The mister and I both brought cars into this relationship. His, a bought new vehicle that is reliable, fuel-efficient, and pretty, but not fancy. Mine, a 1998 Chevy Prism with an ichtyus permanently attached to it by previous owners, affectionately known as “The Fish.” The Fish has finally bit the dust, or at least gotten to the point where spending any money to fix it seems like folly. Poor fishy. May you rest in peace, or more likely, pieces, as you go on to another life as an NPR donation.
The loss of The Fish has lead to an opportunity to put my money where my mouth is about frugality and sustainability. I live in a city with good (though certainly imperfect) public transportation. I am a fifteen minute walk to the train, multiple bus lines are steps away from my door. My grocery store is a block away. I work at home. My partner has a car. I don’t need one. Nope. I look at the details of my life, and I am not a person who needs a car.
The mister is not convinced. You have to remember we’re from Michigan, the birthplace of the auto industry. Also a place that is almost impossible to traverse without a car. So I’m approaching it as an experiment. An attempt to lighten my load of possessions and pollution, to find out how that works in my life.
Here are the pros:
Not spending money on insurance, parking, gasoline, car payments, or yearly fees.
More socially responsible.
I will get more exercise.
I don’t actually like driving all that much.
Here are the cons:
Occasionally both members of our household need to be in different places that would both be easier to get to by car.
If I ever get a gig out in the suburbs, this will get considerably more complicated.
Of course, what feels like a revolution to me is really how lots and lots of people do things. Many people in Chicago don’t drive at all, many people in the world share one motorbike amongst an entire family.

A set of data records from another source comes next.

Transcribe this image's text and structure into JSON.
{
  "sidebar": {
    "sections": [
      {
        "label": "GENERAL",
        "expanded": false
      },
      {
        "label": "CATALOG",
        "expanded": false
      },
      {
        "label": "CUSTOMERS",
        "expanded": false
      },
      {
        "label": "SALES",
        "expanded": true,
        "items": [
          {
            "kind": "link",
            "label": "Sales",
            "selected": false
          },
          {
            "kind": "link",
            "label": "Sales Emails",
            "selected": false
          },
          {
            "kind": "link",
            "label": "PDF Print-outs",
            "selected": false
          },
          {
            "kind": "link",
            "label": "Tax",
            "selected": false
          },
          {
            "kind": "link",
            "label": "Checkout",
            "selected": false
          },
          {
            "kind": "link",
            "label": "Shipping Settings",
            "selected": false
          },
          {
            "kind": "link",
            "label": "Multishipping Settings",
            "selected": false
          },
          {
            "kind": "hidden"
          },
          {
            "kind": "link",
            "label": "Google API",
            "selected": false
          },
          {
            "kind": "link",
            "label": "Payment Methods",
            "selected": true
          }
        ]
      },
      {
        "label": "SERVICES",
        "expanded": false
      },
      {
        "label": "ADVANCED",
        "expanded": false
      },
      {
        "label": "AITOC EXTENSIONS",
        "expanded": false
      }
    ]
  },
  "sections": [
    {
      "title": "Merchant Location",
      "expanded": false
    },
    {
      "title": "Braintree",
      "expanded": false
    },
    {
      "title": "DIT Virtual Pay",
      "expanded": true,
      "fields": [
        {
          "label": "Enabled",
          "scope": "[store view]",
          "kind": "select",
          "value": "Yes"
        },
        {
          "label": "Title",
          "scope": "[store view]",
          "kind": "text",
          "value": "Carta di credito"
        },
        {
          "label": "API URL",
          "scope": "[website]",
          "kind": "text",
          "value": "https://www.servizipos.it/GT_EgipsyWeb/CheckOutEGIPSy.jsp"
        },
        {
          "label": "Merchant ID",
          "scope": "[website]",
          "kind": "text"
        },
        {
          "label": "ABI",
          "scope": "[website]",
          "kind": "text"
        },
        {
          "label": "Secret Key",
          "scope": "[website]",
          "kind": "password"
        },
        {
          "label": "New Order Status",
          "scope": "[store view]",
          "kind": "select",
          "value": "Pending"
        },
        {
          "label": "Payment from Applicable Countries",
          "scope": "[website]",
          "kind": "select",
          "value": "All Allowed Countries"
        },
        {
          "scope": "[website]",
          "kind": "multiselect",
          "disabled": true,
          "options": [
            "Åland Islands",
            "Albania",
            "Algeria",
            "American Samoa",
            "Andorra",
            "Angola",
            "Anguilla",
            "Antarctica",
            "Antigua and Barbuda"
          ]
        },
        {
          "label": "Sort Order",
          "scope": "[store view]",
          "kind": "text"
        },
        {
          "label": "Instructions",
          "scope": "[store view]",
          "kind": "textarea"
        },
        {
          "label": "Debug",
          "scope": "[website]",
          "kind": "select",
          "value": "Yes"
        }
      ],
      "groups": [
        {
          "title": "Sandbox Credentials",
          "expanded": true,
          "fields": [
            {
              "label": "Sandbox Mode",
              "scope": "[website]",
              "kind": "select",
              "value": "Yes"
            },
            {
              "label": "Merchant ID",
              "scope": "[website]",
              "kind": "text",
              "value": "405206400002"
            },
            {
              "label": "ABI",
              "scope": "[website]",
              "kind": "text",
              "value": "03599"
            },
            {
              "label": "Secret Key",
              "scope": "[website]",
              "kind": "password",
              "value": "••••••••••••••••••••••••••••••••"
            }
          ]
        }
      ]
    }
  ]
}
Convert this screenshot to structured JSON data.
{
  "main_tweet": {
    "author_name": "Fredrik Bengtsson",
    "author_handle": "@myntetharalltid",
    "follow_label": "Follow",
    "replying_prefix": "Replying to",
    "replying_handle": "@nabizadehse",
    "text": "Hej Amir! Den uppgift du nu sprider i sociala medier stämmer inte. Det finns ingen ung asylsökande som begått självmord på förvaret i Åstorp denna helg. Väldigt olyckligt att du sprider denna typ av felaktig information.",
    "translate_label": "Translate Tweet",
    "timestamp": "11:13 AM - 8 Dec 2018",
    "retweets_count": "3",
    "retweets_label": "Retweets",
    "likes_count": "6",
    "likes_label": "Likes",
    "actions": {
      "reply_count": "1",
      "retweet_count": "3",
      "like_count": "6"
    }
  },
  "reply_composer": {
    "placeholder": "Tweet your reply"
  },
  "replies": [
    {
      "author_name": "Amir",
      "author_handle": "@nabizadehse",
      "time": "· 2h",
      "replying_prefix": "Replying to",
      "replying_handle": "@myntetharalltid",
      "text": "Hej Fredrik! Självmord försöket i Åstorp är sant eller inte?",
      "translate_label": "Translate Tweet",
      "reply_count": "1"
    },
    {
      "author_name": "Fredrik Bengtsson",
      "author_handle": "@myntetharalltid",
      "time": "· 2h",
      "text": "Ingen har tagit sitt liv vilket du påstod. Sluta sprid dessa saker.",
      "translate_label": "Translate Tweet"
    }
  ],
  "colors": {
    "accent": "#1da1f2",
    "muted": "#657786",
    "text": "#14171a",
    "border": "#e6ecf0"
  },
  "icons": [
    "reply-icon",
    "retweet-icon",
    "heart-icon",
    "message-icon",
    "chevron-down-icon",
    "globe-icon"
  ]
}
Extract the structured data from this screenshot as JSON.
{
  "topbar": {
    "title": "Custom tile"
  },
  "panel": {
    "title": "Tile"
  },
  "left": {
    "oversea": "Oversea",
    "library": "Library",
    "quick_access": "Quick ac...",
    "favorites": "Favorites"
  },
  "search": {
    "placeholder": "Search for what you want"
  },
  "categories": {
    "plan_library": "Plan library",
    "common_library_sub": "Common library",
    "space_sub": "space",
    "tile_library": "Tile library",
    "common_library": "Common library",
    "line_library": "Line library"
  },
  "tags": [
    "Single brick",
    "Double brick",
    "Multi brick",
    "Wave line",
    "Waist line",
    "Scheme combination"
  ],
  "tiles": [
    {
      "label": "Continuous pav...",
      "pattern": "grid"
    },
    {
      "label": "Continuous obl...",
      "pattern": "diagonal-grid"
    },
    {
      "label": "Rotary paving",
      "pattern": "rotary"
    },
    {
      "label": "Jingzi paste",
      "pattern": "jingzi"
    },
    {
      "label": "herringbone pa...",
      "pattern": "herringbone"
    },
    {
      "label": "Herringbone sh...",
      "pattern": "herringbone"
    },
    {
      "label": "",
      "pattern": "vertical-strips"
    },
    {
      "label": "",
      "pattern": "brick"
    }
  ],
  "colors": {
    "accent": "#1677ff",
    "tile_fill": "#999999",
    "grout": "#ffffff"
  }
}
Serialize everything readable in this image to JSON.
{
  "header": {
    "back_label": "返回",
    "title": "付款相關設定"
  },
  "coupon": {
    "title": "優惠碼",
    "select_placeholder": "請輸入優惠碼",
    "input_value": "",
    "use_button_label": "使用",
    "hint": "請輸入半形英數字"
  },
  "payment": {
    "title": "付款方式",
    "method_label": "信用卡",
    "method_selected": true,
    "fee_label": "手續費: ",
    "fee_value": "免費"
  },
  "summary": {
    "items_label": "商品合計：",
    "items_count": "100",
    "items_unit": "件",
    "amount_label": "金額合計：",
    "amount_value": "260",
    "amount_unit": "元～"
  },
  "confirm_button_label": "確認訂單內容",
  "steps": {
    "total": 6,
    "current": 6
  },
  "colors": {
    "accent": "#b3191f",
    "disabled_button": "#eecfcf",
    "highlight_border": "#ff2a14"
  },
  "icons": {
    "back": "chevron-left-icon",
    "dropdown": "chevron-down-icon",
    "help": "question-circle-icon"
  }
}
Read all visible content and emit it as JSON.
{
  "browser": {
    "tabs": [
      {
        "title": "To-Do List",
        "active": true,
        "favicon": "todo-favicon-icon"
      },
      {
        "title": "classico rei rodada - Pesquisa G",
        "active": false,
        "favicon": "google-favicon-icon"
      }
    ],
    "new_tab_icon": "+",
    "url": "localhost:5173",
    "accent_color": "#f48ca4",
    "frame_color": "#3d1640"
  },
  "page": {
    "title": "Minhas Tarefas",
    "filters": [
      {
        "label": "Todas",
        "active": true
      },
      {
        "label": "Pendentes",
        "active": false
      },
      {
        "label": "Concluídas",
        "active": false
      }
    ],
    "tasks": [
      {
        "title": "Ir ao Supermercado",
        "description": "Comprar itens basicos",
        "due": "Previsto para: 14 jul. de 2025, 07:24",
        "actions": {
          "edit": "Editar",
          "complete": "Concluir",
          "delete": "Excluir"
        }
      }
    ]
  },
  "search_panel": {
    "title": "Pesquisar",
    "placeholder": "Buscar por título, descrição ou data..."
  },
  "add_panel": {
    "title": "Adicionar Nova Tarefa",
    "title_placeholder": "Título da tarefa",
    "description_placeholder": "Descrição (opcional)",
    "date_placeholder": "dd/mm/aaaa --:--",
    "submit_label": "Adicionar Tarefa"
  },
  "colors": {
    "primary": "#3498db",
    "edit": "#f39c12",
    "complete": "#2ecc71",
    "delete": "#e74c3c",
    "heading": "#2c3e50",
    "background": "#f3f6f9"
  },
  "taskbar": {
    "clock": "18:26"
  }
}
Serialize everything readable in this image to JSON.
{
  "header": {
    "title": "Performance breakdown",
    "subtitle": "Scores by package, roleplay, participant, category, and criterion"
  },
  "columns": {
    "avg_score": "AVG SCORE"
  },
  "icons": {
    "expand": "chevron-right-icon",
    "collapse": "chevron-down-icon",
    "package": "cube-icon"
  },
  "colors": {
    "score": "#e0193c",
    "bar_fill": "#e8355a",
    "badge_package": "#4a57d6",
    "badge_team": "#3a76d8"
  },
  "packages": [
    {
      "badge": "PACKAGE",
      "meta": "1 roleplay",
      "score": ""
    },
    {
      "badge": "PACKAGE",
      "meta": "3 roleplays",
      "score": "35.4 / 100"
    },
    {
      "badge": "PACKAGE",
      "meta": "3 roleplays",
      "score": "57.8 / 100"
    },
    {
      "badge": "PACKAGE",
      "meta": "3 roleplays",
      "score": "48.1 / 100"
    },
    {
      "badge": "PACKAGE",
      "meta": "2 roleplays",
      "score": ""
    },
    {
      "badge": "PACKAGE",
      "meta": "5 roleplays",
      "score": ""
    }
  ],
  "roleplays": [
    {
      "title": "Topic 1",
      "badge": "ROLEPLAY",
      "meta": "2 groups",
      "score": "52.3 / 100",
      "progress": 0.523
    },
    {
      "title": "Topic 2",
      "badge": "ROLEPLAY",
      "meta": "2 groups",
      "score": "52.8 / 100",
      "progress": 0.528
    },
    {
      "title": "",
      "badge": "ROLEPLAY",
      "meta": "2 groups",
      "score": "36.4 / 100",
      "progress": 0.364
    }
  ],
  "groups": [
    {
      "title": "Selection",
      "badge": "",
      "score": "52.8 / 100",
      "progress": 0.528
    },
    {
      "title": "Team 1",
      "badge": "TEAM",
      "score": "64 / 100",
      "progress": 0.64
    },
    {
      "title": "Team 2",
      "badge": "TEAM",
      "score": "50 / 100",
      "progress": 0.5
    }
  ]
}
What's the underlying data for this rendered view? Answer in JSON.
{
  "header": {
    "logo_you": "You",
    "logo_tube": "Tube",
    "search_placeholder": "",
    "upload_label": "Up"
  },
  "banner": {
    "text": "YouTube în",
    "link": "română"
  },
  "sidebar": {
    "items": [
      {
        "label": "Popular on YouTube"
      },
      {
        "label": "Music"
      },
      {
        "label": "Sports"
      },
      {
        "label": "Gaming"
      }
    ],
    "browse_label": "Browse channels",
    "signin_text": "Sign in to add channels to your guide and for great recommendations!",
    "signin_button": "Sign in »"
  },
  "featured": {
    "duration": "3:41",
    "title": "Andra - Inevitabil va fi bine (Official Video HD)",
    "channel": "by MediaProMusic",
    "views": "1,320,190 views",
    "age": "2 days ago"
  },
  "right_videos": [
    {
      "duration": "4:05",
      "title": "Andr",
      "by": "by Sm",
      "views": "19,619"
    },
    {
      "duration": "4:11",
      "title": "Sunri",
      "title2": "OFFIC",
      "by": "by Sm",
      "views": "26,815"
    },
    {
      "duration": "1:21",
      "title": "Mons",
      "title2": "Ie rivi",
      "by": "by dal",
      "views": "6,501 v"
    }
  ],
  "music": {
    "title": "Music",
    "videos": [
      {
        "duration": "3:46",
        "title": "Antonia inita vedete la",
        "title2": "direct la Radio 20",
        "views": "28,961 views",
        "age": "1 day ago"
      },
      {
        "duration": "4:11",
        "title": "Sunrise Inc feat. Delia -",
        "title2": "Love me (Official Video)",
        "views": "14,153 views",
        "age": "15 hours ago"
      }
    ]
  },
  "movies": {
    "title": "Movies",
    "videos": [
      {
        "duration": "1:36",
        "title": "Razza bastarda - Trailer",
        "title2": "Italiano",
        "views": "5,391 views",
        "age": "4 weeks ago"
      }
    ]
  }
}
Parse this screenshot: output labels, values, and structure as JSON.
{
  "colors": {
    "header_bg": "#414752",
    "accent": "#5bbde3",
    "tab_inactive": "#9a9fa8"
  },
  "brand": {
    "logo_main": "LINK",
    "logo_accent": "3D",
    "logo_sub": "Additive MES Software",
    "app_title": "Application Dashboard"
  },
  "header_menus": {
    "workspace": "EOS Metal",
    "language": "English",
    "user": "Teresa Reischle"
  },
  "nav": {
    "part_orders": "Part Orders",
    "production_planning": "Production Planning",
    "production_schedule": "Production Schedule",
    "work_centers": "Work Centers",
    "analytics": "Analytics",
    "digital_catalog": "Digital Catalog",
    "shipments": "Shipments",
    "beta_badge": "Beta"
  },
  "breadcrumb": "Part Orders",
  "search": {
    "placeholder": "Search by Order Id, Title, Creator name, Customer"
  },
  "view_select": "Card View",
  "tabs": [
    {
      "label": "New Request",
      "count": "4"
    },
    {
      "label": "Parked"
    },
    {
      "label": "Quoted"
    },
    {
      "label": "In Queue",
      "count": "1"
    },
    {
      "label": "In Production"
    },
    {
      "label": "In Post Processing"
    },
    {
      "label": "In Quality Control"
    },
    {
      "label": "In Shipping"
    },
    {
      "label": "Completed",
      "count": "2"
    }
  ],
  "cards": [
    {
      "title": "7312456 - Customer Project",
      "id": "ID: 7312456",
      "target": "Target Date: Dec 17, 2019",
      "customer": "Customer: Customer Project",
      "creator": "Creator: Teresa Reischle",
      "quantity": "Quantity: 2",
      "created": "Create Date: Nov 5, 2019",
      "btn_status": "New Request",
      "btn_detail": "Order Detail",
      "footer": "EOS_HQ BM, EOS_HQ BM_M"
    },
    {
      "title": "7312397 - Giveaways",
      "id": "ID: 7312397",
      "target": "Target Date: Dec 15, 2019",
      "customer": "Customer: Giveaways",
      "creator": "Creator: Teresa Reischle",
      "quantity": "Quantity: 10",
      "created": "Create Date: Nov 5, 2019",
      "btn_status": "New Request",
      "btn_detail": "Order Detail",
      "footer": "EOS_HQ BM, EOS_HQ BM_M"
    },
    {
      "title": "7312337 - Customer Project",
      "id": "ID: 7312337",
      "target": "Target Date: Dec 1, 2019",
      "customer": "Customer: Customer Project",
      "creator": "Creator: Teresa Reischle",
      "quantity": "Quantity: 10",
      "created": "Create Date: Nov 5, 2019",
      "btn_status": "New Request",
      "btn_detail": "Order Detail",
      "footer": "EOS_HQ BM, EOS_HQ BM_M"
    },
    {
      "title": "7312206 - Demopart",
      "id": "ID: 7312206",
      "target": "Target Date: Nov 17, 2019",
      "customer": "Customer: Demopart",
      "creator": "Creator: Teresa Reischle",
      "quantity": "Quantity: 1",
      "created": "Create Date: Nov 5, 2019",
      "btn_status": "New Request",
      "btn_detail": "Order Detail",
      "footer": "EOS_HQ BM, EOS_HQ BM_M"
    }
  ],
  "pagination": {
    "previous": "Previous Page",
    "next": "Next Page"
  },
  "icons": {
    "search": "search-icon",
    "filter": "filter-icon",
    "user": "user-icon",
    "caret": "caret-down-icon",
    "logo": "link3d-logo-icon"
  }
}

Hardly a great sacrifice or world-altering event, really. Just a little adjustment. We shall see how it goes.